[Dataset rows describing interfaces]
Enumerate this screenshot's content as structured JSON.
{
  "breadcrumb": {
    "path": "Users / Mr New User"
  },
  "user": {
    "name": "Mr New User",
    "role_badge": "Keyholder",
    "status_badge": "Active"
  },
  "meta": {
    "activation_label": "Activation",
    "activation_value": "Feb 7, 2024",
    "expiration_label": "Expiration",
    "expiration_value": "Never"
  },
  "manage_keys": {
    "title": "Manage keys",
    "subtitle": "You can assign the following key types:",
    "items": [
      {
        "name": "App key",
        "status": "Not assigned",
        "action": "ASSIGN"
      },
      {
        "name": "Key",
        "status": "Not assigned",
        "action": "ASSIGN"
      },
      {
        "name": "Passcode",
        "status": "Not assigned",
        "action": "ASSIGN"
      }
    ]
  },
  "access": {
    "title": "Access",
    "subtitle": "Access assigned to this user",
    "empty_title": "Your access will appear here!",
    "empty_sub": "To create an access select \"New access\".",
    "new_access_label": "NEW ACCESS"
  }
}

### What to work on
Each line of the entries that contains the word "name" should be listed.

### Exercise answer
    "name": "Mr New User",
        "name": "App key",
        "name": "Key",
        "name": "Passcode",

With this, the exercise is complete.